◆ **Exercise instructions**
What you return must match the listing below line for line, minus its pictures.

◆ **Data to examine**

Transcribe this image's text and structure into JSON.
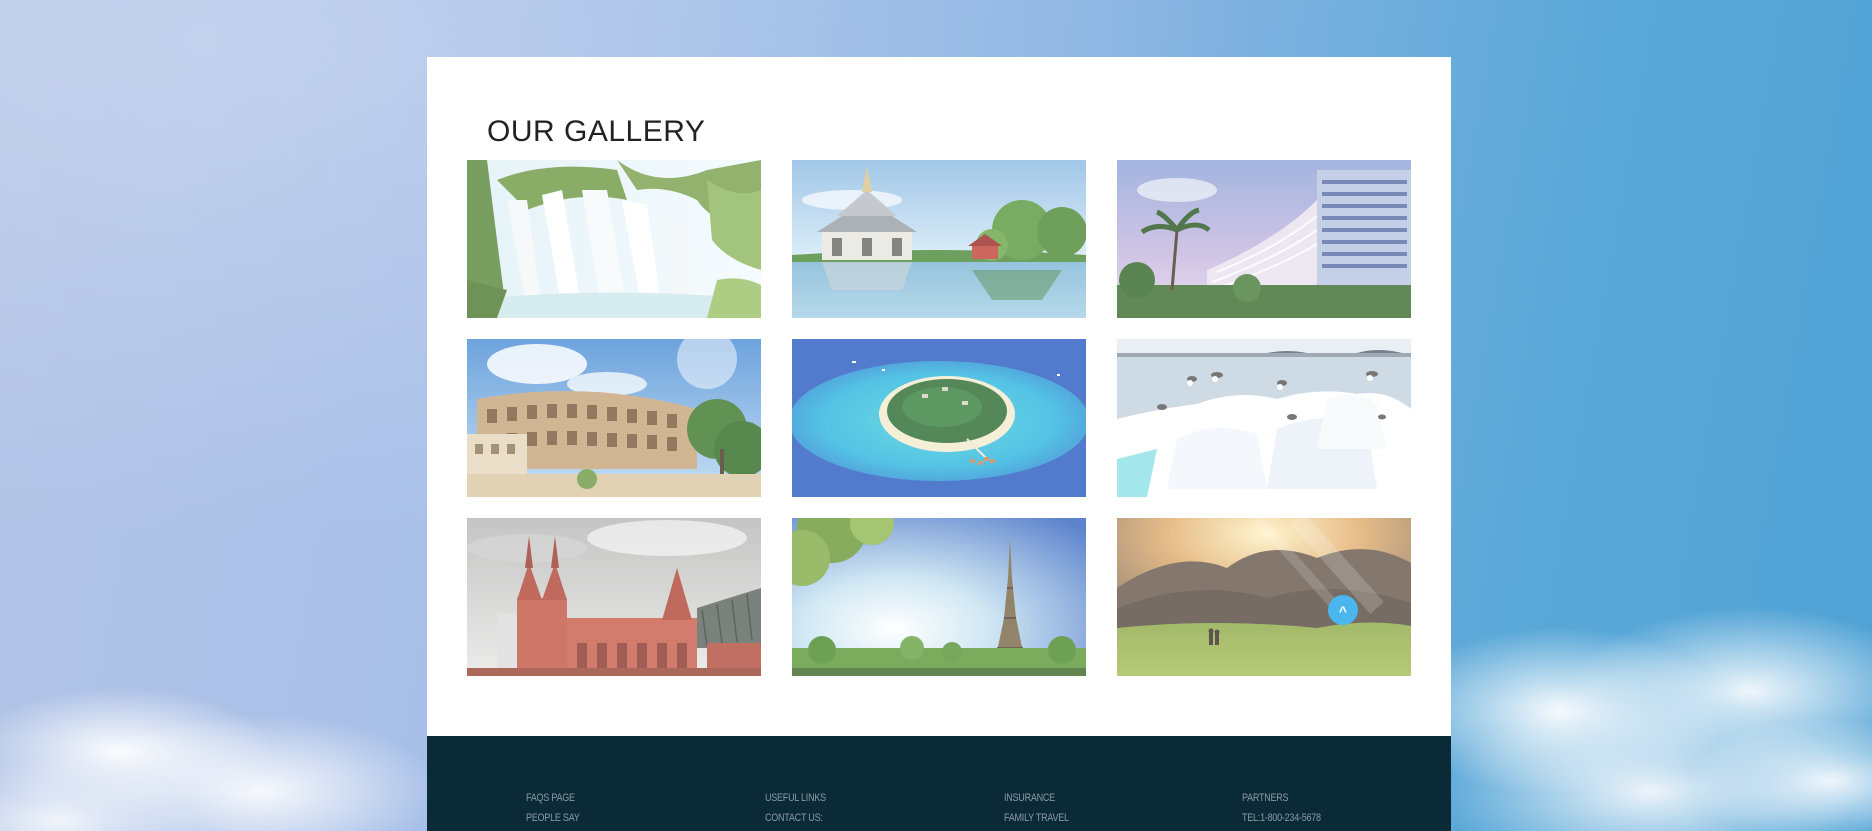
{
  "gallery": {
    "title": "OUR GALLERY",
    "images": [
      {
        "name": "waterfall"
      },
      {
        "name": "thai-temple"
      },
      {
        "name": "resort-hotel"
      },
      {
        "name": "colosseum"
      },
      {
        "name": "tropical-island"
      },
      {
        "name": "icebergs-seagulls"
      },
      {
        "name": "red-castle-bridge"
      },
      {
        "name": "eiffel-tower"
      },
      {
        "name": "mountain-valley"
      }
    ]
  },
  "scroll_top": {
    "label": "^"
  },
  "footer": {
    "columns": [
      {
        "items": [
          "FAQS PAGE",
          "PEOPLE SAY"
        ]
      },
      {
        "items": [
          "USEFUL LINKS",
          "CONTACT US:"
        ]
      },
      {
        "items": [
          "INSURANCE",
          "FAMILY TRAVEL"
        ]
      },
      {
        "items": [
          "PARTNERS",
          "TEL:1-800-234-5678"
        ]
      }
    ]
  },
  "colors": {
    "panel": "#ffffff",
    "footer_bg": "#0a2a37",
    "footer_text": "#8a9aa4",
    "accent": "#49b6ee"
  }
}
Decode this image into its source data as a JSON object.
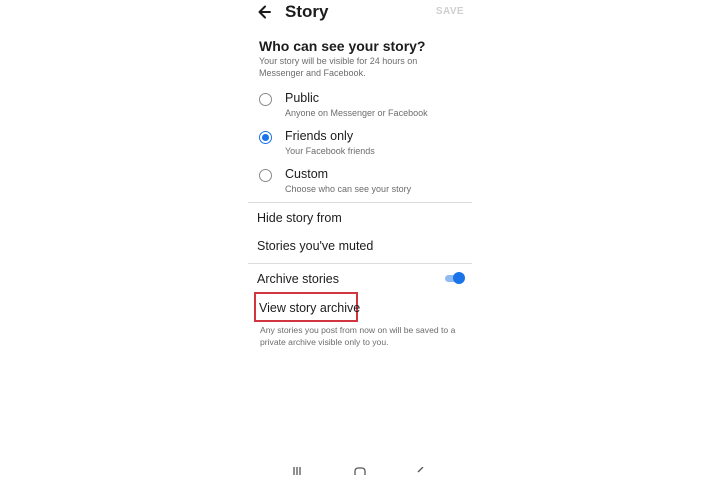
{
  "header": {
    "title": "Story",
    "save_label": "SAVE"
  },
  "audience": {
    "heading": "Who can see your story?",
    "description": "Your story will be visible for 24 hours on Messenger and Facebook.",
    "options": [
      {
        "label": "Public",
        "sub": "Anyone on Messenger or Facebook",
        "selected": false
      },
      {
        "label": "Friends only",
        "sub": "Your Facebook friends",
        "selected": true
      },
      {
        "label": "Custom",
        "sub": "Choose who can see your story",
        "selected": false
      }
    ]
  },
  "privacy": {
    "hide_story_from": "Hide story from",
    "muted": "Stories you've muted"
  },
  "archive": {
    "label": "Archive stories",
    "enabled": true,
    "view_label": "View story archive",
    "note": "Any stories you post from now on will be saved to a private archive visible only to you."
  },
  "colors": {
    "accent": "#1a73e8",
    "highlight": "#d03540"
  },
  "icons": {
    "back": "arrow-left-icon",
    "nav": [
      "recents-icon",
      "home-icon",
      "back-icon"
    ]
  }
}
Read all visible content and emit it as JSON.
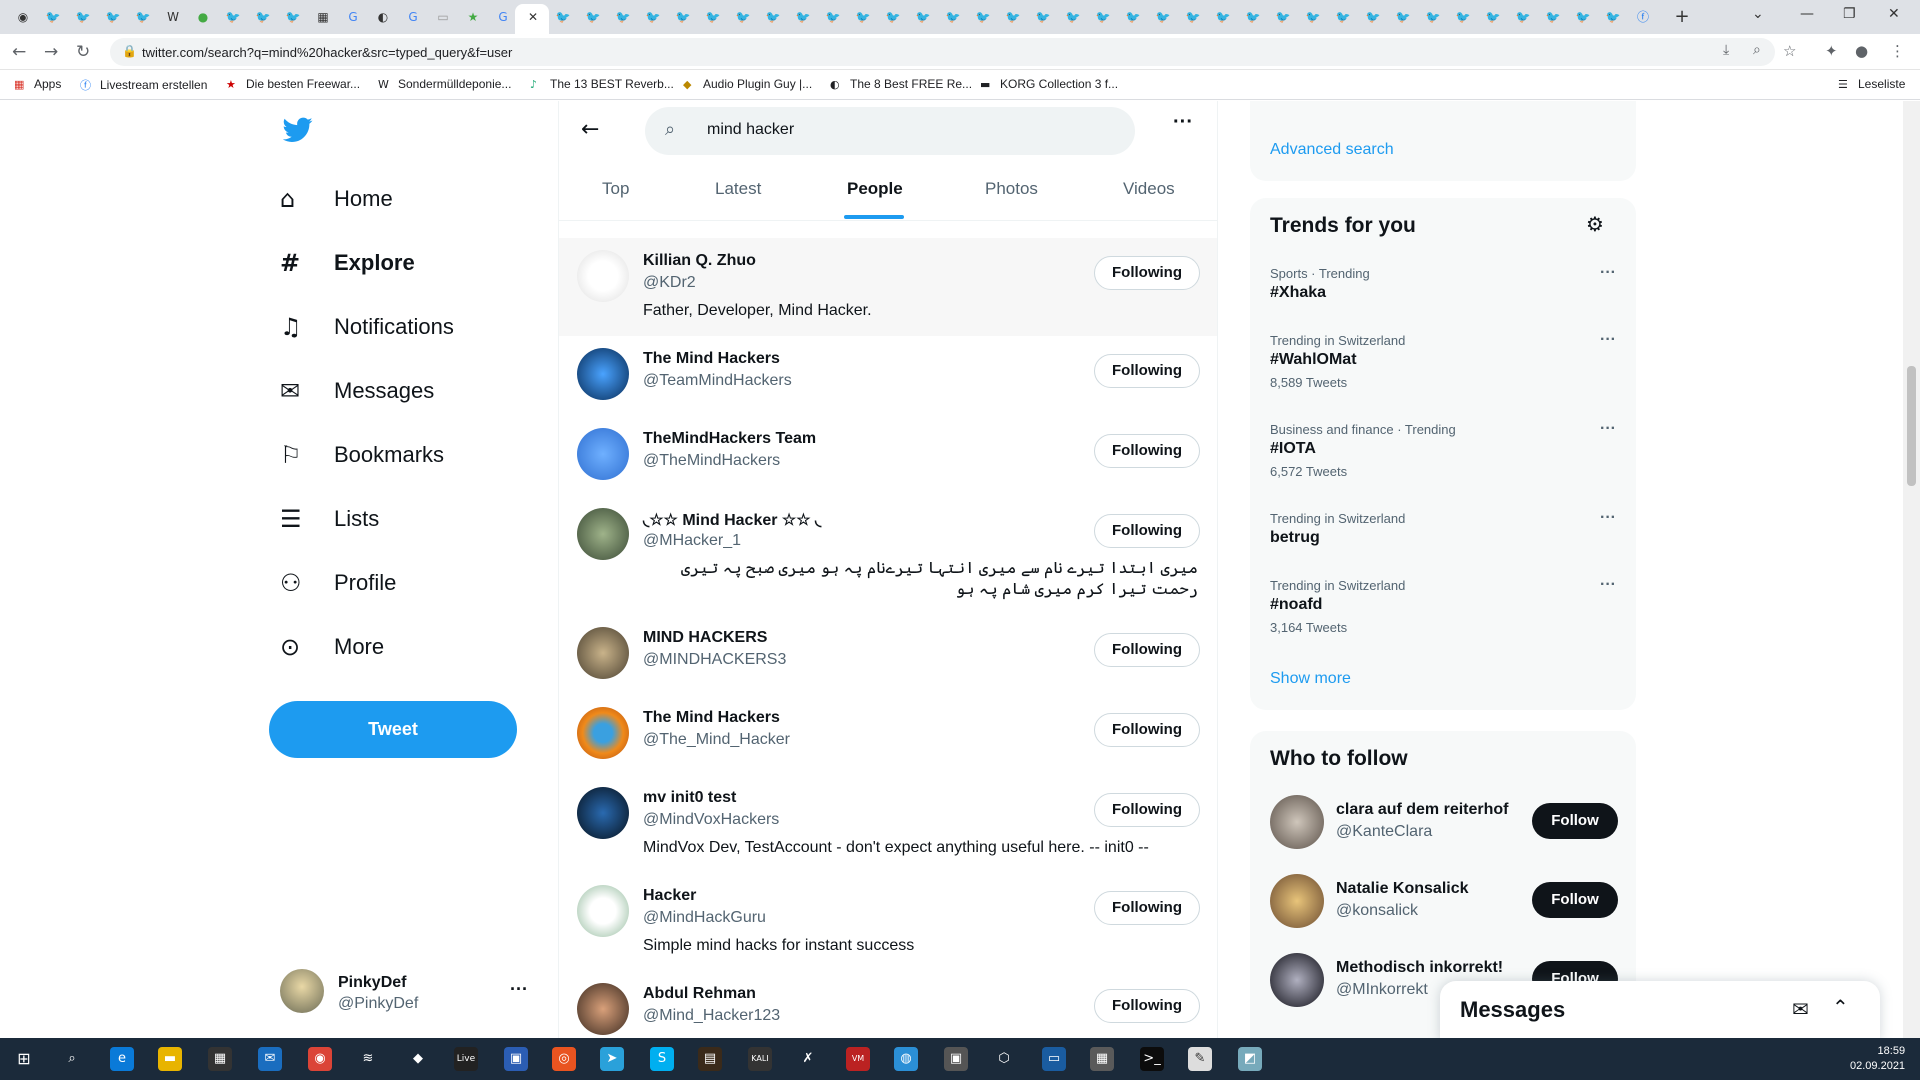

◆ **Answer section**
Transcribe this image's text and structure into JSON.
{
  "gallery": {
    "title": "OUR GALLERY",
    "images": [
      {
        "name": "waterfall"
      },
      {
        "name": "thai-temple"
      },
      {
        "name": "resort-hotel"
      },
      {
        "name": "colosseum"
      },
      {
        "name": "tropical-island"
      },
      {
        "name": "icebergs-seagulls"
      },
      {
        "name": "red-castle-bridge"
      },
      {
        "name": "eiffel-tower"
      },
      {
        "name": "mountain-valley"
      }
    ]
  },
  "scroll_top": {
    "label": "^"
  },
  "footer": {
    "columns": [
      {
        "items": [
          "FAQS PAGE",
          "PEOPLE SAY"
        ]
      },
      {
        "items": [
          "USEFUL LINKS",
          "CONTACT US:"
        ]
      },
      {
        "items": [
          "INSURANCE",
          "FAMILY TRAVEL"
        ]
      },
      {
        "items": [
          "PARTNERS",
          "TEL:1-800-234-5678"
        ]
      }
    ]
  },
  "colors": {
    "panel": "#ffffff",
    "footer_bg": "#0a2a37",
    "footer_text": "#8a9aa4",
    "accent": "#49b6ee"
  }
}
Decode this image into its source data as a JSON object.
{
  "header": {
    "title": "Story",
    "save_label": "SAVE"
  },
  "audience": {
    "heading": "Who can see your story?",
    "description": "Your story will be visible for 24 hours on Messenger and Facebook.",
    "options": [
      {
        "label": "Public",
        "sub": "Anyone on Messenger or Facebook",
        "selected": false
      },
      {
        "label": "Friends only",
        "sub": "Your Facebook friends",
        "selected": true
      },
      {
        "label": "Custom",
        "sub": "Choose who can see your story",
        "selected": false
      }
    ]
  },
  "privacy": {
    "hide_story_from": "Hide story from",
    "muted": "Stories you've muted"
  },
  "archive": {
    "label": "Archive stories",
    "enabled": true,
    "view_label": "View story archive",
    "note": "Any stories you post from now on will be saved to a private archive visible only to you."
  },
  "colors": {
    "accent": "#1a73e8",
    "highlight": "#d03540"
  },
  "icons": {
    "back": "arrow-left-icon",
    "nav": [
      "recents-icon",
      "home-icon",
      "back-icon"
    ]
  }
}
Read all visible content and emit it as JSON.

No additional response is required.